From the first line below to the last, reproduce the material exactly and leave out the images.

Dataset excerpts:
━━━
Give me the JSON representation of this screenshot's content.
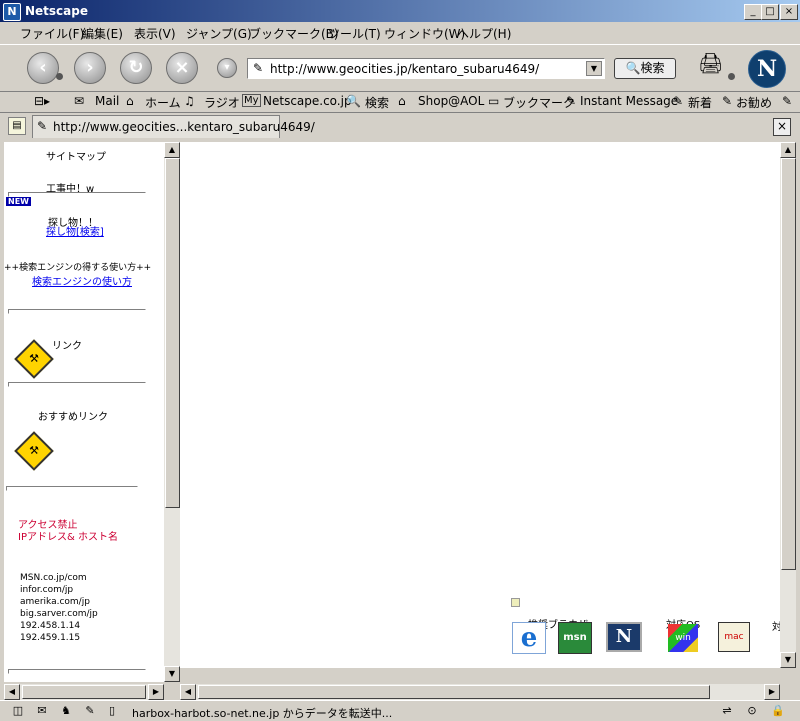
{
  "window": {
    "title": "Netscape",
    "minimize": "_",
    "maximize": "□",
    "close": "×"
  },
  "menu": [
    {
      "label": "ファイル(F)"
    },
    {
      "label": "編集(E)"
    },
    {
      "label": "表示(V)"
    },
    {
      "label": "ジャンプ(G)"
    },
    {
      "label": "ブックマーク(B)"
    },
    {
      "label": "ツール(T)"
    },
    {
      "label": "ウィンドウ(W)"
    },
    {
      "label": "ヘルプ(H)"
    }
  ],
  "nav": {
    "url": "http://www.geocities.jp/kentaro_subaru4649/",
    "search_label": "検索",
    "logo": "N"
  },
  "personal": [
    {
      "label": "Mail"
    },
    {
      "label": "ホーム"
    },
    {
      "label": "ラジオ"
    },
    {
      "label": "Netscape.co.jp"
    },
    {
      "label": "検索"
    },
    {
      "label": "Shop@AOL"
    },
    {
      "label": "ブックマーク"
    },
    {
      "label": "Instant Message"
    },
    {
      "label": "新着"
    },
    {
      "label": "お勧め"
    }
  ],
  "tab": {
    "title": "http://www.geocities...kentaro_subaru4649/",
    "close": "×"
  },
  "left": {
    "sitemap": "サイトマップ",
    "wip": "工事中！w",
    "new_badge": "NEW",
    "search_title": "探し物！！",
    "search_link": "探し物[検索]",
    "engine_title": "++検索エンジンの得する使い方++",
    "engine_link": "検索エンジンの使い方",
    "links": "リンク",
    "recommended": "おすすめリンク",
    "block_title": "アクセス禁止",
    "block_subtitle": "IPアドレス& ホスト名",
    "hosts": [
      "MSN.co.jp/com",
      "infor.com/jp",
      "amerika.com/jp",
      "big.sarver.com/jp",
      "192.458.1.14",
      "192.459.1.15"
    ]
  },
  "right": {
    "browser_label": "推奨ブラウザ",
    "os_label": "対応OS",
    "os_label2": "対",
    "badges": [
      "e",
      "msn",
      "N",
      "win",
      "mac"
    ]
  },
  "status": {
    "text": "harbox-harbot.so-net.ne.jp からデータを転送中..."
  }
}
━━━
Result of the exercise:
Give me the JSON representation of this screenshot's content.
{
  "window": {
    "title": "Netscape",
    "minimize": "_",
    "maximize": "□",
    "close": "×"
  },
  "menu": [
    {
      "label": "ファイル(F)"
    },
    {
      "label": "編集(E)"
    },
    {
      "label": "表示(V)"
    },
    {
      "label": "ジャンプ(G)"
    },
    {
      "label": "ブックマーク(B)"
    },
    {
      "label": "ツール(T)"
    },
    {
      "label": "ウィンドウ(W)"
    },
    {
      "label": "ヘルプ(H)"
    }
  ],
  "nav": {
    "url": "http://www.geocities.jp/kentaro_subaru4649/",
    "search_label": "検索",
    "logo": "N"
  },
  "personal": [
    {
      "label": "Mail"
    },
    {
      "label": "ホーム"
    },
    {
      "label": "ラジオ"
    },
    {
      "label": "Netscape.co.jp"
    },
    {
      "label": "検索"
    },
    {
      "label": "Shop@AOL"
    },
    {
      "label": "ブックマーク"
    },
    {
      "label": "Instant Message"
    },
    {
      "label": "新着"
    },
    {
      "label": "お勧め"
    }
  ],
  "tab": {
    "title": "http://www.geocities...kentaro_subaru4649/",
    "close": "×"
  },
  "left": {
    "sitemap": "サイトマップ",
    "wip": "工事中！w",
    "new_badge": "NEW",
    "search_title": "探し物！！",
    "search_link": "探し物[検索]",
    "engine_title": "++検索エンジンの得する使い方++",
    "engine_link": "検索エンジンの使い方",
    "links": "リンク",
    "recommended": "おすすめリンク",
    "block_title": "アクセス禁止",
    "block_subtitle": "IPアドレス& ホスト名",
    "hosts": [
      "MSN.co.jp/com",
      "infor.com/jp",
      "amerika.com/jp",
      "big.sarver.com/jp",
      "192.458.1.14",
      "192.459.1.15"
    ]
  },
  "right": {
    "browser_label": "推奨ブラウザ",
    "os_label": "対応OS",
    "os_label2": "対",
    "badges": [
      "e",
      "msn",
      "N",
      "win",
      "mac"
    ]
  },
  "status": {
    "text": "harbox-harbot.so-net.ne.jp からデータを転送中..."
  }
}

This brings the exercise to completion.